“While the economy has a long way to go to reach full recovery, and the promising indicators emerging steadily are not being experienced by all regions or communities equally, it is clear that we have pulled back from the economic abyss on which the nation stood a year ago,” said Shaun Donovan, Secretary of U.S. Department of Housing and Urban Development during testimony before the House Appropriations Subcommittee on Transportation, Housing and Urban Development on Tuesday.
Donovan outlined the Departments FY 2011 budget and said that due to the Federal Housing Administrations increased role, it has rolled out a series of measures over the last year to strengthen its risk and operational management.

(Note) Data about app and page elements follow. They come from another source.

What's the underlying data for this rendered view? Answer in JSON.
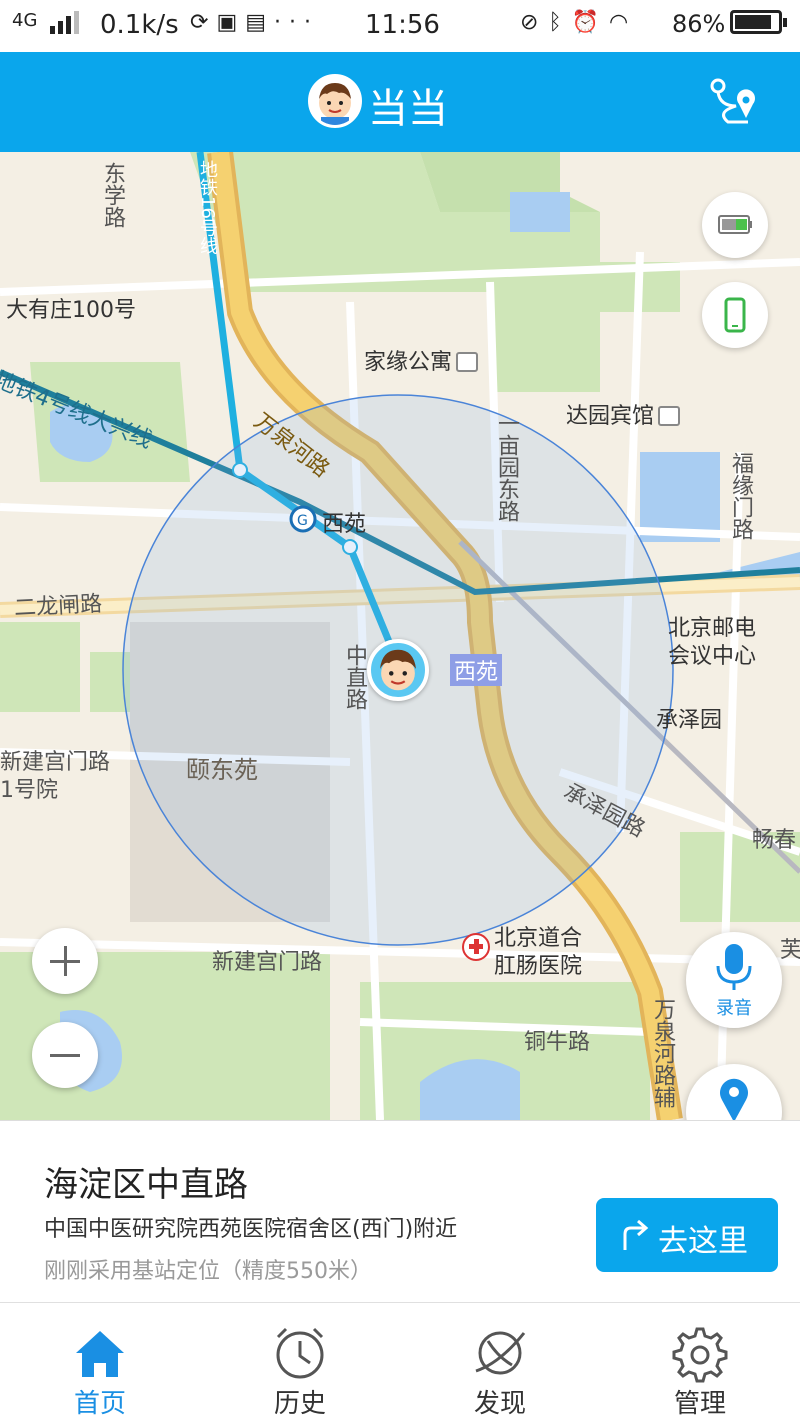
{
  "status_bar": {
    "network": "4G",
    "speed": "0.1k/s",
    "more": "···",
    "time": "11:56",
    "battery_percent": "86%",
    "battery_level": 0.86
  },
  "header": {
    "title": "当当",
    "route_icon": "route-pin-icon",
    "accent_color": "#0aa6ec"
  },
  "map": {
    "labels": {
      "road_xueyuan": "东学路",
      "line16": "地铁16号线",
      "dayouzhuang": "大有庄100号",
      "jiayuan": "家缘公寓",
      "wanquanhe_top": "万泉河路",
      "line4": "地铁4号线大兴线",
      "dayuan_hotel": "达园宾馆",
      "yimuyuan": "一亩园东路",
      "fuyuanmen": "福缘门路",
      "xiyuan_station": "西苑",
      "erlongzha": "二龙闸路",
      "bupt_conf_1": "北京邮电",
      "bupt_conf_2": "会议中心",
      "zhongzhi": "中直路",
      "xiyuan_area": "西苑",
      "chengzeyuan": "承泽园",
      "xinjiangong_left_1": "新建宫门路",
      "xinjiangong_left_2": "1号院",
      "yidongyuan": "颐东苑",
      "chengze_road": "承泽园路",
      "changchun": "畅春",
      "xinjiangong": "新建宫门路",
      "hospital_1": "北京道合",
      "hospital_2": "肛肠医院",
      "tongniu": "铜牛路",
      "wanquanhe_bottom": "万泉河路辅",
      "east_edge": "芙"
    },
    "buttons": {
      "record_label": "录音",
      "locate_label": "定位"
    }
  },
  "location": {
    "title": "海淀区中直路",
    "detail": "中国中医研究院西苑医院宿舍区(西门)附近",
    "note": "刚刚采用基站定位（精度550米）",
    "go_label": "去这里"
  },
  "tabs": [
    {
      "label": "首页",
      "icon": "home-icon",
      "active": true
    },
    {
      "label": "历史",
      "icon": "clock-icon",
      "active": false
    },
    {
      "label": "发现",
      "icon": "planet-icon",
      "active": false
    },
    {
      "label": "管理",
      "icon": "gear-icon",
      "active": false
    }
  ]
}
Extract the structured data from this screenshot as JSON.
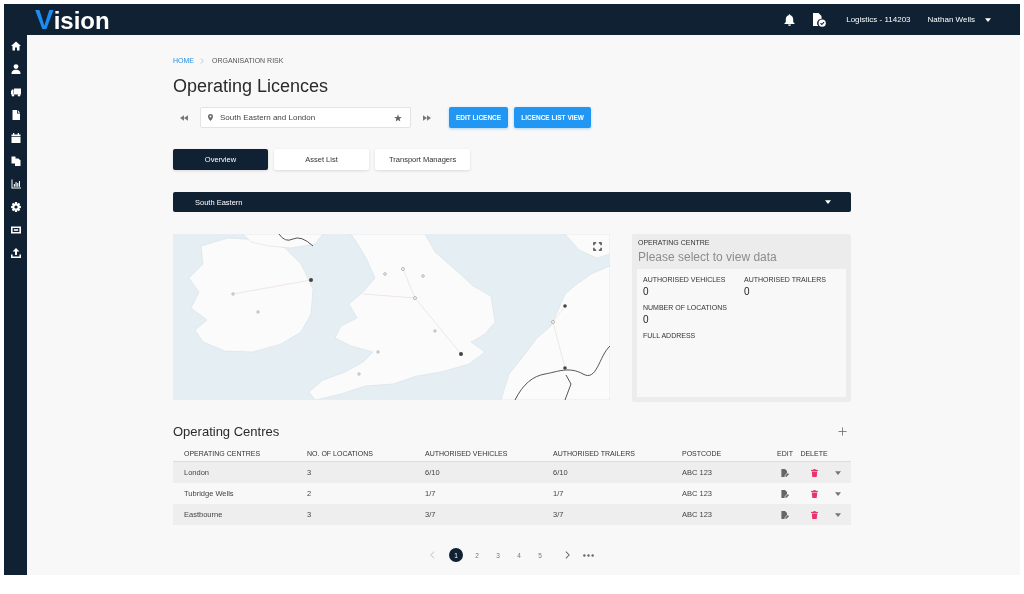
{
  "top_bar": {
    "logo": {
      "accent": "V",
      "rest": "ision"
    },
    "account": "Logistics - 114203",
    "user": "Nathan Wells"
  },
  "breadcrumb": [
    {
      "label": "HOME",
      "current": false
    },
    {
      "label": "ORGANISATION RISK",
      "current": true
    }
  ],
  "page_title": "Operating Licences",
  "licence_selector": {
    "value": "South Eastern and London"
  },
  "actions": [
    "EDIT LICENCE",
    "LICENCE LIST VIEW"
  ],
  "tabs": [
    {
      "label": "Overview",
      "selected": true
    },
    {
      "label": "Asset List",
      "selected": false
    },
    {
      "label": "Transport Managers",
      "selected": false
    }
  ],
  "region_dropdown": {
    "value": "South Eastern"
  },
  "operating_centre_panel": {
    "label": "OPERATING CENTRE",
    "message": "Please select to view data",
    "field_rows": [
      [
        {
          "label": "AUTHORISED VEHICLES",
          "value": "0"
        },
        {
          "label": "AUTHORISED TRAILERS",
          "value": "0"
        }
      ],
      [
        {
          "label": "NUMBER OF LOCATIONS",
          "value": "0"
        }
      ],
      [
        {
          "label": "FULL ADDRESS"
        }
      ]
    ]
  },
  "operating_centres": {
    "title": "Operating Centres",
    "columns": [
      "OPERATING CENTRES",
      "NO. OF LOCATIONS",
      "AUTHORISED VEHICLES",
      "AUTHORISED TRAILERS",
      "POSTCODE",
      "EDIT",
      "DELETE"
    ],
    "rows": [
      {
        "cells": [
          "London",
          "3",
          "6/10",
          "6/10",
          "ABC 123"
        ]
      },
      {
        "cells": [
          "Tubridge Wells",
          "2",
          "1/7",
          "1/7",
          "ABC 123"
        ]
      },
      {
        "cells": [
          "Eastbourne",
          "3",
          "3/7",
          "3/7",
          "ABC 123"
        ]
      }
    ]
  },
  "pagination": {
    "previous": {
      "disabled": true
    },
    "pages": [
      {
        "label": "1",
        "selected": true
      },
      {
        "label": "2",
        "selected": false
      },
      {
        "label": "3",
        "selected": false
      },
      {
        "label": "4",
        "selected": false
      },
      {
        "label": "5",
        "selected": false
      }
    ],
    "next": {
      "disabled": false
    }
  }
}
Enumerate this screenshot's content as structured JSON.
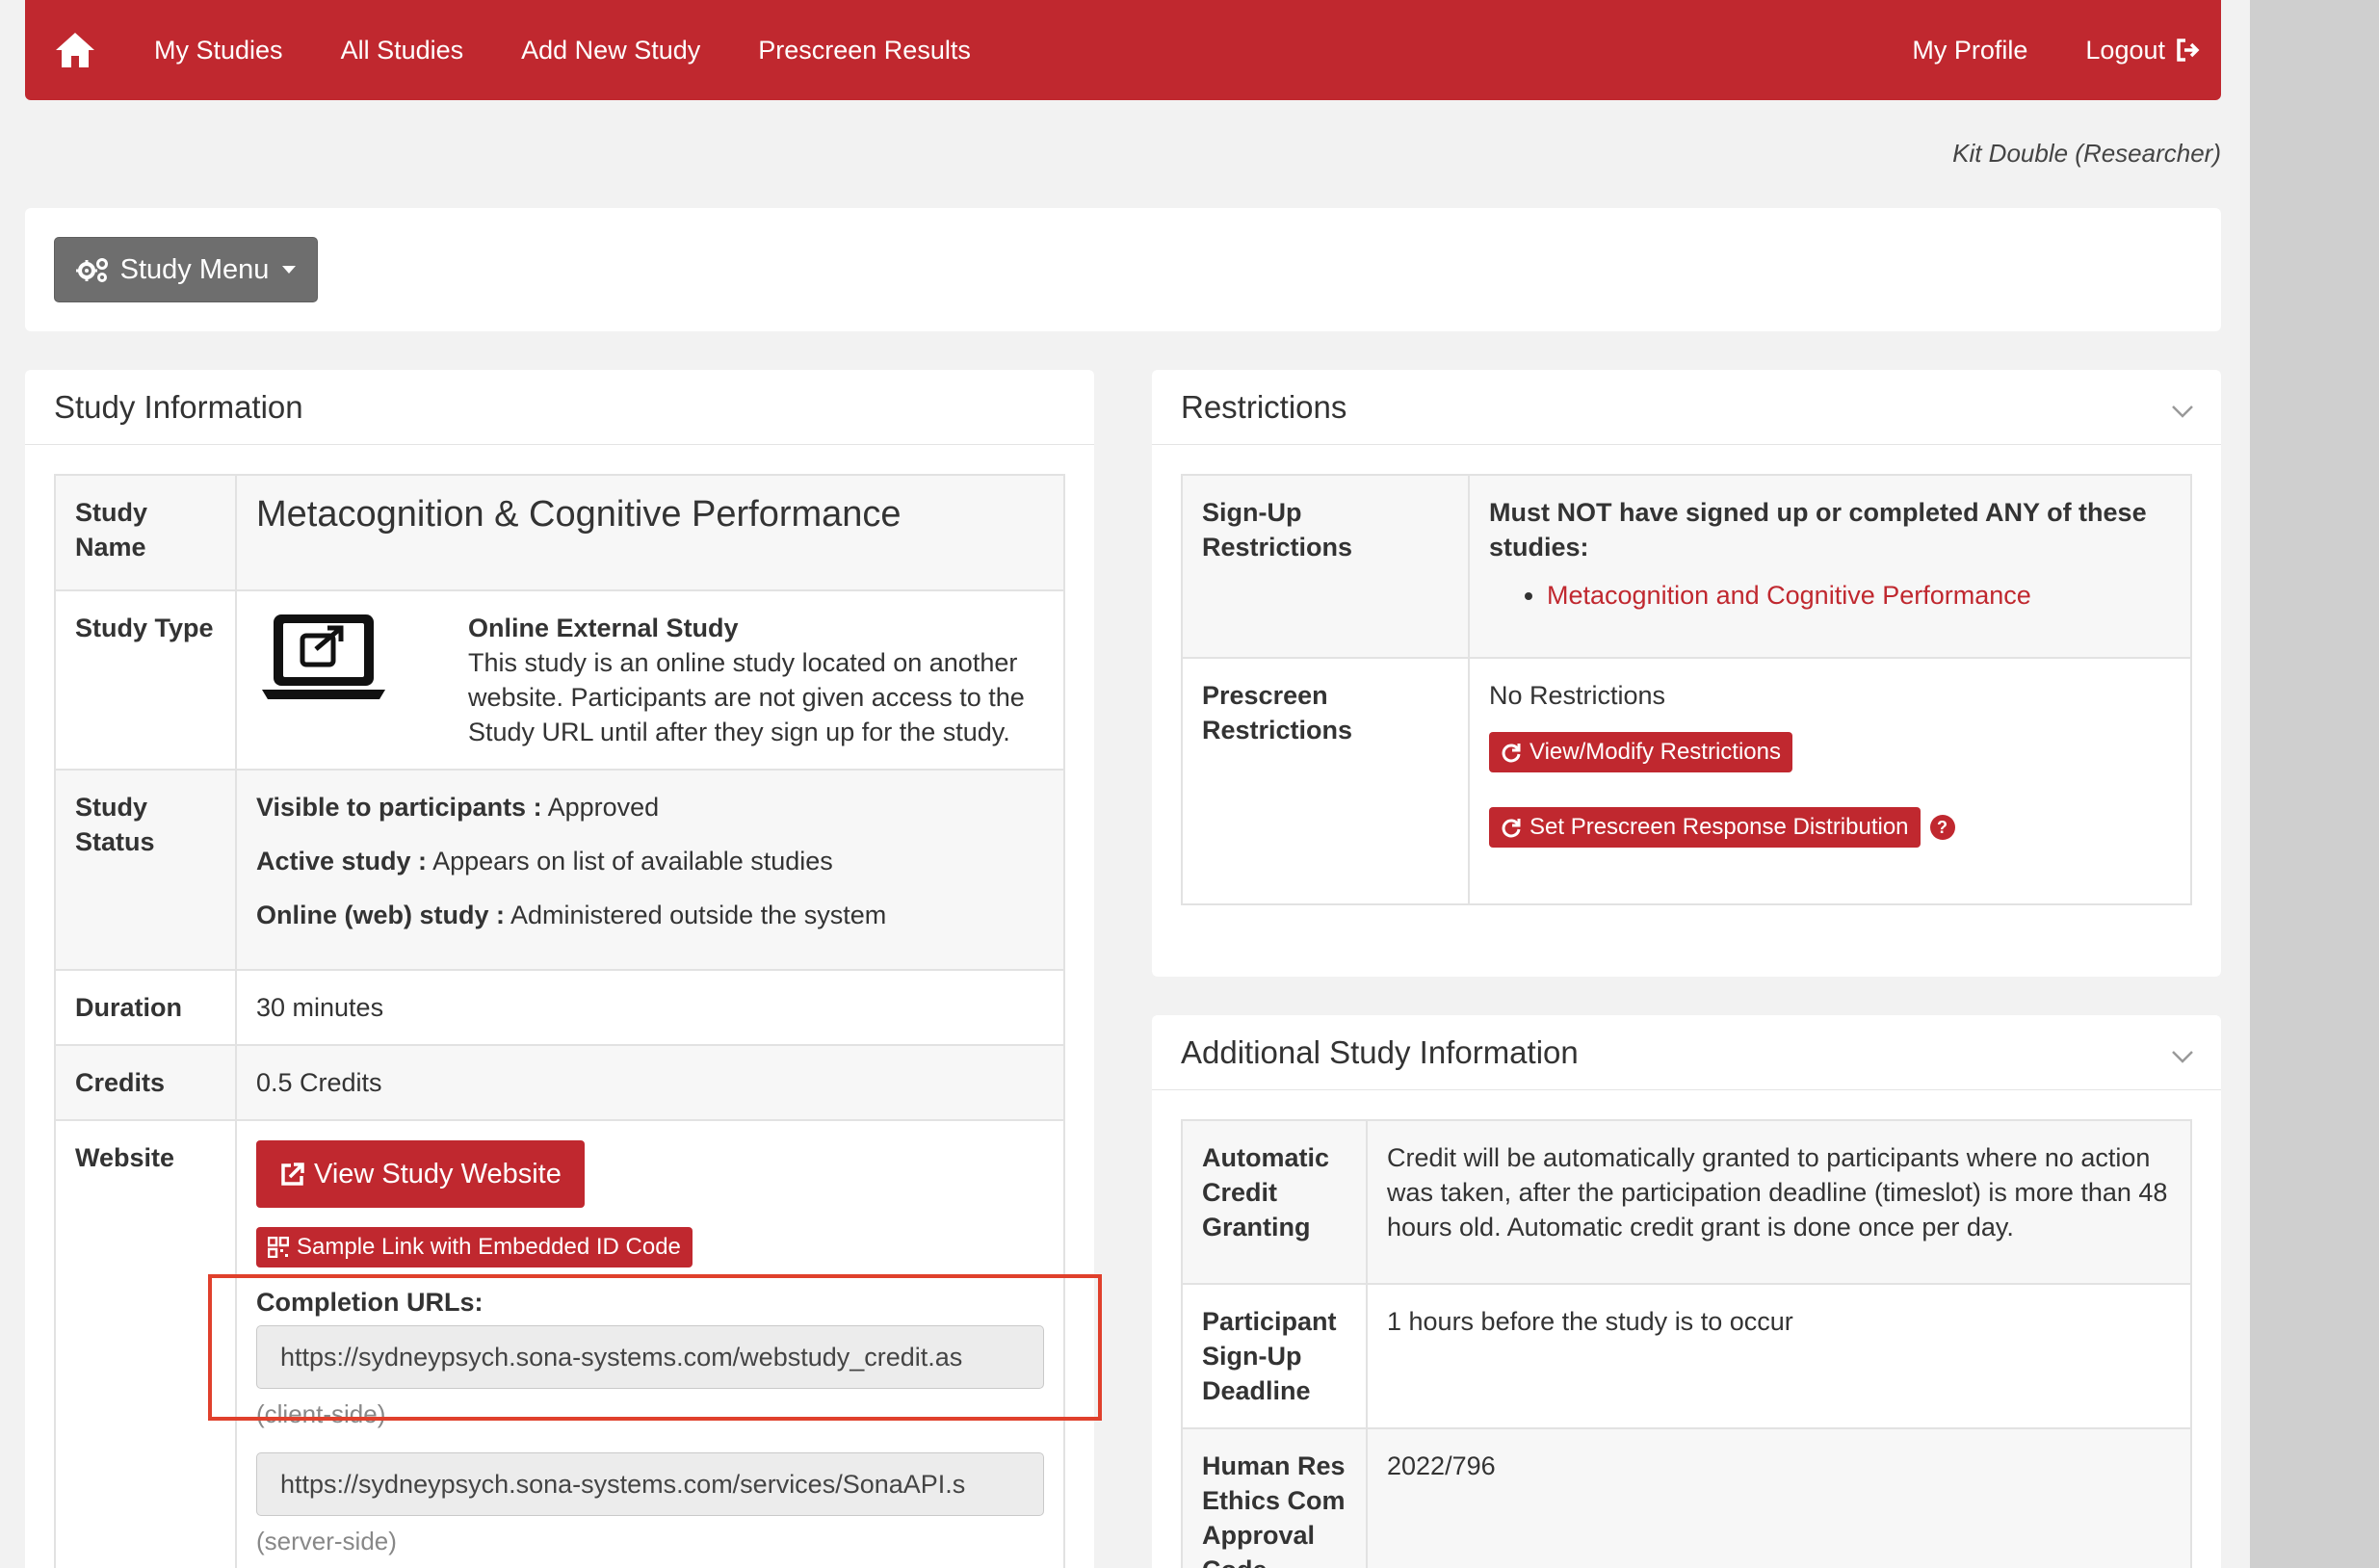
{
  "nav": {
    "items": [
      "My Studies",
      "All Studies",
      "Add New Study",
      "Prescreen Results"
    ],
    "my_profile": "My Profile",
    "logout": "Logout"
  },
  "user": "Kit Double (Researcher)",
  "study_menu_label": "Study Menu",
  "study_info": {
    "heading": "Study Information",
    "name_label": "Study Name",
    "name_value": "Metacognition & Cognitive Performance",
    "type_label": "Study Type",
    "type_title": "Online External Study",
    "type_desc": "This study is an online study located on another website. Participants are not given access to the Study URL until after they sign up for the study.",
    "status_label": "Study Status",
    "status_lines": [
      {
        "key": "Visible to participants :",
        "value": "Approved"
      },
      {
        "key": "Active study :",
        "value": "Appears on list of available studies"
      },
      {
        "key": "Online (web) study :",
        "value": "Administered outside the system"
      }
    ],
    "duration_label": "Duration",
    "duration_value": "30 minutes",
    "credits_label": "Credits",
    "credits_value": "0.5 Credits",
    "website_label": "Website",
    "view_website_btn": "View Study Website",
    "sample_link_btn": "Sample Link with Embedded ID Code",
    "completion_label": "Completion URLs:",
    "client_url": "https://sydneypsych.sona-systems.com/webstudy_credit.as",
    "client_note": "(client-side)",
    "server_url": "https://sydneypsych.sona-systems.com/services/SonaAPI.s",
    "server_note": "(server-side)"
  },
  "restrictions": {
    "heading": "Restrictions",
    "signup_label": "Sign-Up Restrictions",
    "signup_text": "Must NOT have signed up or completed ANY of these studies:",
    "signup_studies": [
      "Metacognition and Cognitive Performance"
    ],
    "prescreen_label": "Prescreen Restrictions",
    "prescreen_value": "No Restrictions",
    "view_modify_btn": "View/Modify Restrictions",
    "set_prescreen_btn": "Set Prescreen Response Distribution",
    "help": "?"
  },
  "additional": {
    "heading": "Additional Study Information",
    "rows": [
      {
        "label": "Automatic Credit Granting",
        "value": "Credit will be automatically granted to participants where no action was taken, after the participation deadline (timeslot) is more than 48 hours old. Automatic credit grant is done once per day."
      },
      {
        "label": "Participant Sign-Up Deadline",
        "value": "1 hours before the study is to occur"
      },
      {
        "label": "Human Res Ethics Com Approval Code",
        "value": "2022/796"
      }
    ]
  },
  "colors": {
    "brand_red": "#c0282f",
    "highlight": "#e0402c",
    "gray_button": "#6e6e6e"
  }
}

The agency recently hired the first chief risk officer in its 75 year history and created an entire risk management organization and reporting structure, tightened its credit standards significantly said Donovan.
In addition, FHA has expanded its capacity to rein in or shut down lenders who commit fraud or abuse by implementing a series of significant measures aimed at increasing lender responsibility and enforcement. FHA has begun implementing a plan to significantly upgrade its technology infrastructure and increase its personnel to ensure that both are in keeping with the increase of its portfolio and responsibility.
The FHA is requesting a combined mortgage insurance commitment limitation of $420 billion in fiscal year 2011 for new FHA loan commitments for the Mutual Mortgage Insurance (MMI) and General and Special Risk Insurance (GI/SRI) funds said Donovan. The proposed total includes $400 billion under the MMI Fund, which supports insurance of single family forward home mortgages and its reverse mortgage program (HECM); and $20 billion under the GI/SRI Fund, which supports multifamily rental and an assortment of special purpose insurance programs for hospitals, nursing homes, and Title I lending.
According to Donovan’s prepared testimony, he failed to mention the Office of Management and Budget’s $250 million credit subsidy request for the HECM program. Last year during a Senate testimony, Donovan was questioned about the $798 million taxpayer subsidy for the HECM program and it was eventually withdrawn from the budget and lead to a 10% haircut to the principal limits.
Whether or not he did this on purpose isn’t clear, but not drawing any “extra attention” to it could be a good move for the HECM program.